Fan noise irritates me.  When I am only running essential programs, there is no reason for me to hear my fan.

What constitutes an essential program: a web browser.  

On my Mac, I have two major options: 1. Firefox, 2. Safari.  Due to all of the extensions and add-ons, I prefer Firefox.  

However, after months of attempting to ignore the fact, I came to the conclusion that Firefox is main reason for my “overheating” computer.  Since a web browser is an essential program, I did a simple test.

I turned on Firefox and Safari.  I opened the exact same web pages on both (3 pages/tabs per browser).  I only had one add-on running (1Password). Using iStat pro, I was able to watch which processes were using what percentage of my processor (lots of p’s in that sentence, phew).  

Firefox consistently used 5-20% more processor power than Safari.  My fans were running ~1000rpm faster with Firefox.    
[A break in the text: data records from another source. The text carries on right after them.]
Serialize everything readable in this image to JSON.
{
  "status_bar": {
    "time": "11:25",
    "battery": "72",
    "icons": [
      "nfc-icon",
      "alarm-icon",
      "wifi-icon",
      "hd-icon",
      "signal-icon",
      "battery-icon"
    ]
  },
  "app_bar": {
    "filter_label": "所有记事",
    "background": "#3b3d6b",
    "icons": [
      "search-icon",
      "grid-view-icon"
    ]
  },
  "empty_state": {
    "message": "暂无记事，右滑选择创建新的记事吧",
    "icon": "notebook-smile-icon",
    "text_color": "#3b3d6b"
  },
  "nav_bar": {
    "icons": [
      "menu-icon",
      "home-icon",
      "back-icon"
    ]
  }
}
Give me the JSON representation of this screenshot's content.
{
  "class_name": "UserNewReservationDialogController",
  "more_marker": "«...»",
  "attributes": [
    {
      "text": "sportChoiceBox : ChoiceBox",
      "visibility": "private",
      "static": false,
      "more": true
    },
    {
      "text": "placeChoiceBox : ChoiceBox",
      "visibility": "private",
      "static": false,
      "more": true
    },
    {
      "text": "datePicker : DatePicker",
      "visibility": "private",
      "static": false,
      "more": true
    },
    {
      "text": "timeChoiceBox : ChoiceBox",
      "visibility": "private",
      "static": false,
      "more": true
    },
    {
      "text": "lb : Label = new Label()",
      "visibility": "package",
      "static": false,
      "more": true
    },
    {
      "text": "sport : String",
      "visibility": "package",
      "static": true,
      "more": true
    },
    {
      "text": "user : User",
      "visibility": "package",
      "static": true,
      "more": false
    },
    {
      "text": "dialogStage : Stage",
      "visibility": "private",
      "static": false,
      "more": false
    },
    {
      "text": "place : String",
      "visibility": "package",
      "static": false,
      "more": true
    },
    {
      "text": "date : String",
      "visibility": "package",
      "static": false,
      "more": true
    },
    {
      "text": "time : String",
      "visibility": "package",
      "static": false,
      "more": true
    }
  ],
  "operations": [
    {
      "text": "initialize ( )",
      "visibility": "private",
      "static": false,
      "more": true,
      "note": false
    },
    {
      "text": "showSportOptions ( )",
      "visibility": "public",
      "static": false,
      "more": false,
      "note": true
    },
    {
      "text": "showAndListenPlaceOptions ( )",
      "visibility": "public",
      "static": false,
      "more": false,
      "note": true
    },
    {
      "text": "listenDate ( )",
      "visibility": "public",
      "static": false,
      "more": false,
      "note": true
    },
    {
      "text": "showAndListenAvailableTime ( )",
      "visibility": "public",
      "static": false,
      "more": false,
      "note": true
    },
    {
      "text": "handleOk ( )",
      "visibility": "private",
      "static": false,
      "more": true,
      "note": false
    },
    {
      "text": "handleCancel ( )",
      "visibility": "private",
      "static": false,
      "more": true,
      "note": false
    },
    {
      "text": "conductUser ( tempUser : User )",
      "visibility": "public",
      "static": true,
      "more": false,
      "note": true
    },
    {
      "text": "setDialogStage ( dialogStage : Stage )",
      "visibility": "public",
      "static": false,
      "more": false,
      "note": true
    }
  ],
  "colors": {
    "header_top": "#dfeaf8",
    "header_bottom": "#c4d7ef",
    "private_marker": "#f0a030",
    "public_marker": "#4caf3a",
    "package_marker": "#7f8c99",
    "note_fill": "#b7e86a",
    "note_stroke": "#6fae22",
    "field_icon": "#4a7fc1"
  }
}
I still do not like Safari but I prefer a quiet computer over Firefox.  The choice is simple — Safari is my web browser of choice from now on.

As a side note, here are some details about my web use: normal pages that are open: New York Times, Wall Street Journal, Google Reader, Pandora.  Some of these might not play nice with one or the other web browser although it is more likely they would not work well with Safari rather than Firefox since FF has a larger user base.  

I also have 4GB of Ram, so that is not the problem.